TRY IT: Within the records below, find each line that holds the string "true", then copy it.

(Element data from apps and pages)

* * *

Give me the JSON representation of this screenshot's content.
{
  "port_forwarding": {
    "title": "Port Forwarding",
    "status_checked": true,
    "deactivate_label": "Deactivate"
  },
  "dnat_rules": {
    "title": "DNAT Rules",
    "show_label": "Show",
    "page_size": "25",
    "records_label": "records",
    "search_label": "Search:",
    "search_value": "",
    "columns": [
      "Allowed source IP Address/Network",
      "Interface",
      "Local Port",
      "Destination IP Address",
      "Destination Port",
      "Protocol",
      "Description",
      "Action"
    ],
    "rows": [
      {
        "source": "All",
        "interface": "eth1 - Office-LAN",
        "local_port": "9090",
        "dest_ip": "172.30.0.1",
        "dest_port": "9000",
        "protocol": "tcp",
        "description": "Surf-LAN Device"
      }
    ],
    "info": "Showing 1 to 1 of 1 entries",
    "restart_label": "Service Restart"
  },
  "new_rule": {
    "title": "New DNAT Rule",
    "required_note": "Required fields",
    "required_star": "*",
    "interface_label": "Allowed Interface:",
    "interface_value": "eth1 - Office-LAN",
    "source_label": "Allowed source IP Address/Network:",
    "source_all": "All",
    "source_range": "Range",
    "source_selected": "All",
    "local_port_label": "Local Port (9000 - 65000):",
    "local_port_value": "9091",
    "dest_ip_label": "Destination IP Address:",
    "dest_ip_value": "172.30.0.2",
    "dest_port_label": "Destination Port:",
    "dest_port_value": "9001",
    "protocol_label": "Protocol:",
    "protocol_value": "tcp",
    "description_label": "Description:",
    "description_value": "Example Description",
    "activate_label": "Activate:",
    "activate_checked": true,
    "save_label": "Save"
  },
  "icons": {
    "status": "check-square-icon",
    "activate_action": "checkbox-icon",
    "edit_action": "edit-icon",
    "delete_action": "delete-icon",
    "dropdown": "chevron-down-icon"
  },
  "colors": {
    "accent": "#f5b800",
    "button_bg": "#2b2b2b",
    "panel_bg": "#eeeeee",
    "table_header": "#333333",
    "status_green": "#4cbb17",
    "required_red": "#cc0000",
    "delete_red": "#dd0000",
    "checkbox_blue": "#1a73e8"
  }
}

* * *

YOUR RESPONSE:
    "status_checked": true,
    "activate_checked": true,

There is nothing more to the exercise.